Where I stand now, the Earth was once in turmoil. Approximately 500 million years ago, the tectonic plates containing Africa and North America converged. This act triggered the disappearance of the Iapetus sea and pushed the eastern edge of North America thousands of feet above sea level. Incredible pressure underneath this collision metamorphosed sandstones into the erosion-resistant quartzite where I now plant my feet.
High atop the exposed surface of Cook’s Wall, I stare down into the void of shadowed trees and fog below. My eye lingers on one pine in particular. It rests on a jagged upwelling of quartzite, clinging somewhat desperately to a small patch of dirt on the rock’s exterior. The central trunk emerges triumphantly from the uncertain ground, held upright from the vast array of roots unseen to my eyes. I trace the amber bark upward until the tree splits into two adjacent branches, forcing my attention to widen as to capture its entirety. Their heaviness consumes me. An icy haze glistens on the tree’s exterior as if to distinguish it from all else. The small rounded pinecones interspersed on the assortment of evergreen needles droop and sag under the blanket of ice. Despite the ground being barren of snow, freezing rain has hardened the leaves, pressured the forest, and unequivocally dominated the winter landscape.
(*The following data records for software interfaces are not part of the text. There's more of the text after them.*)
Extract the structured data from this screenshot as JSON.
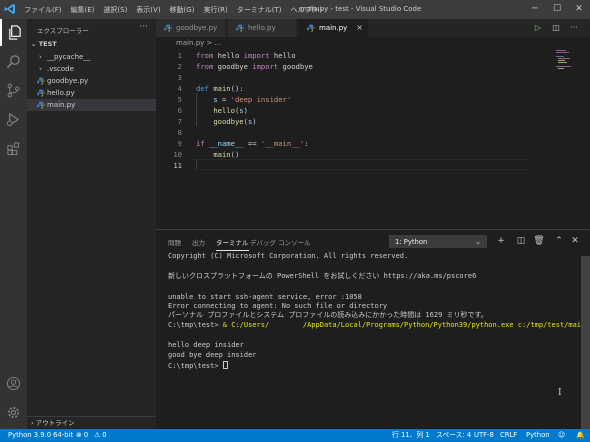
{
  "titlebar": {
    "menu": [
      "ファイル(F)",
      "編集(E)",
      "選択(S)",
      "表示(V)",
      "移動(G)",
      "実行(R)",
      "ターミナル(T)",
      "ヘルプ(H)"
    ],
    "title": "main.py - test - Visual Studio Code",
    "controls": {
      "minimize": "─",
      "maximize": "☐",
      "close": "✕"
    }
  },
  "activity_bar": {
    "items": [
      "explorer-icon",
      "search-icon",
      "source-control-icon",
      "run-debug-icon",
      "extensions-icon"
    ],
    "bottom": [
      "account-icon",
      "settings-gear-icon"
    ]
  },
  "sidebar": {
    "header": "エクスプローラー",
    "more": "···",
    "folder": "TEST",
    "items": [
      {
        "label": "__pycache__",
        "type": "folder"
      },
      {
        "label": ".vscode",
        "type": "folder"
      },
      {
        "label": "goodbye.py",
        "type": "python"
      },
      {
        "label": "hello.py",
        "type": "python"
      },
      {
        "label": "main.py",
        "type": "python",
        "selected": true
      }
    ],
    "outline": "アウトライン"
  },
  "tabs": [
    {
      "label": "goodbye.py",
      "active": false
    },
    {
      "label": "hello.py",
      "active": false
    },
    {
      "label": "main.py",
      "active": true,
      "close": "×"
    }
  ],
  "breadcrumb": "main.py > ...",
  "editor": {
    "lines": [
      {
        "n": "1",
        "tokens": [
          [
            "kw",
            "from"
          ],
          [
            "plain",
            " hello "
          ],
          [
            "kw",
            "import"
          ],
          [
            "plain",
            " hello"
          ]
        ]
      },
      {
        "n": "2",
        "tokens": [
          [
            "kw",
            "from"
          ],
          [
            "plain",
            " goodbye "
          ],
          [
            "kw",
            "import"
          ],
          [
            "plain",
            " goodbye"
          ]
        ]
      },
      {
        "n": "3",
        "tokens": []
      },
      {
        "n": "4",
        "tokens": [
          [
            "kw2",
            "def"
          ],
          [
            "plain",
            " "
          ],
          [
            "fn",
            "main"
          ],
          [
            "plain",
            "():"
          ]
        ]
      },
      {
        "n": "5",
        "tokens": [
          [
            "plain",
            "    "
          ],
          [
            "var",
            "s"
          ],
          [
            "plain",
            " = "
          ],
          [
            "str",
            "'deep insider'"
          ]
        ]
      },
      {
        "n": "6",
        "tokens": [
          [
            "plain",
            "    "
          ],
          [
            "fn",
            "hello"
          ],
          [
            "plain",
            "("
          ],
          [
            "var",
            "s"
          ],
          [
            "plain",
            ")"
          ]
        ]
      },
      {
        "n": "7",
        "tokens": [
          [
            "plain",
            "    "
          ],
          [
            "fn",
            "goodbye"
          ],
          [
            "plain",
            "("
          ],
          [
            "var",
            "s"
          ],
          [
            "plain",
            ")"
          ]
        ]
      },
      {
        "n": "8",
        "tokens": []
      },
      {
        "n": "9",
        "tokens": [
          [
            "kw",
            "if"
          ],
          [
            "plain",
            " "
          ],
          [
            "var",
            "__name__"
          ],
          [
            "plain",
            " == "
          ],
          [
            "str",
            "'__main__'"
          ],
          [
            "plain",
            ":"
          ]
        ]
      },
      {
        "n": "10",
        "tokens": [
          [
            "plain",
            "    "
          ],
          [
            "fn",
            "main"
          ],
          [
            "plain",
            "()"
          ]
        ]
      },
      {
        "n": "11",
        "tokens": [],
        "current": true
      }
    ]
  },
  "panel": {
    "tabs": [
      "問題",
      "出力",
      "ターミナル",
      "デバッグ コンソール"
    ],
    "active_tab": "ターミナル",
    "terminal_select": "1: Python",
    "terminal_lines": [
      "Copyright (C) Microsoft Corporation. All rights reserved.",
      "",
      "新しいクロスプラットフォームの PowerShell をお試しください https://aka.ms/pscore6",
      "",
      "unable to start ssh-agent service, error :1058",
      "Error connecting to agent: No such file or directory",
      "パーソナル プロファイルとシステム プロファイルの読み込みにかかった時間は 1629 ミリ秒です。"
    ],
    "command": {
      "prompt": "C:\\tmp\\test> ",
      "text": "& C:/Users/        /AppData/Local/Programs/Python/Python39/python.exe c:/tmp/test/main.py"
    },
    "output_lines": [
      "hello deep insider",
      "good bye deep insider",
      "C:\\tmp\\test> "
    ]
  },
  "statusbar": {
    "python": "Python 3.9.0 64-bit",
    "errors": "⊗ 0",
    "warnings": "⚠ 0",
    "position": "行 11、列 1",
    "spaces": "スペース: 4",
    "encoding": "UTF-8",
    "eol": "CRLF",
    "language": "Python"
  },
  "colors": {
    "statusbar": "#007acc",
    "activity_bar": "#333333",
    "sidebar": "#252526",
    "editor": "#1e1e1e",
    "keyword": "#c586c0",
    "string": "#ce9178",
    "function": "#dcdcaa",
    "command": "#e5e510"
  }
}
For the next hour, I lost myself in that wintry forest. My boots crunched along the semi-frozen trail while my arms braced against rigid unbending trunks to either side. Every now and then, my shoulders would collide with the rime of mountain laurel or rhododendron. Recently high winds have blown the dripping rain backwards against its downward flow. Coupled with near-freezing temperatures, the droplets have frozen in elegant curves nearly parallel to the leaves. I quickly got into the habit of grabbing the ice by its edge and carefully pulling the covering away. I would painstakingly focus on peeling it away as I would an orange, generally ending with its consumption as a ‘brief refreshment’.
After repeating the action on
Shading my eyes from the glare of the setting sun, I descended along slippery trails into the rhododendron forests. Here the ice clung to the trees less readily, often fragmenting and crackling under short gusts of wind. I bounded over roots, scrambled up slippery gneiss outcroppings, and supported myself on slender hickory’s as the path twisted onward. I emerged out of a thicket into a new-growth forest where much of the understory had been cleared away. Damp leaves composed the base while bright green moss served as beacons through the misty trees. I took a moment to stop, planting my feet firmly into the mud, and simply listen. Absolute silence. Not even the distant hum of a plane disturbed this utter tranquility.
All of a sudden, the stillness was broken. To my right, I could make out a distant
Just like that, my union with the woodpecker vanished; its world remaining just out of my grasp. I realized that something is only ever given in nature; nothing is taken for granted. Though I felt satisfied, grateful, and content just being in its presence, I knew I had to return to my own world in due time. Evening’s approach did not falter but my haste certainly had, so with a short shuffle, I pressed onward against night’s formidable grip on the darkening valley.
” I wonder how they know, cause they don’t die if they don’t grow”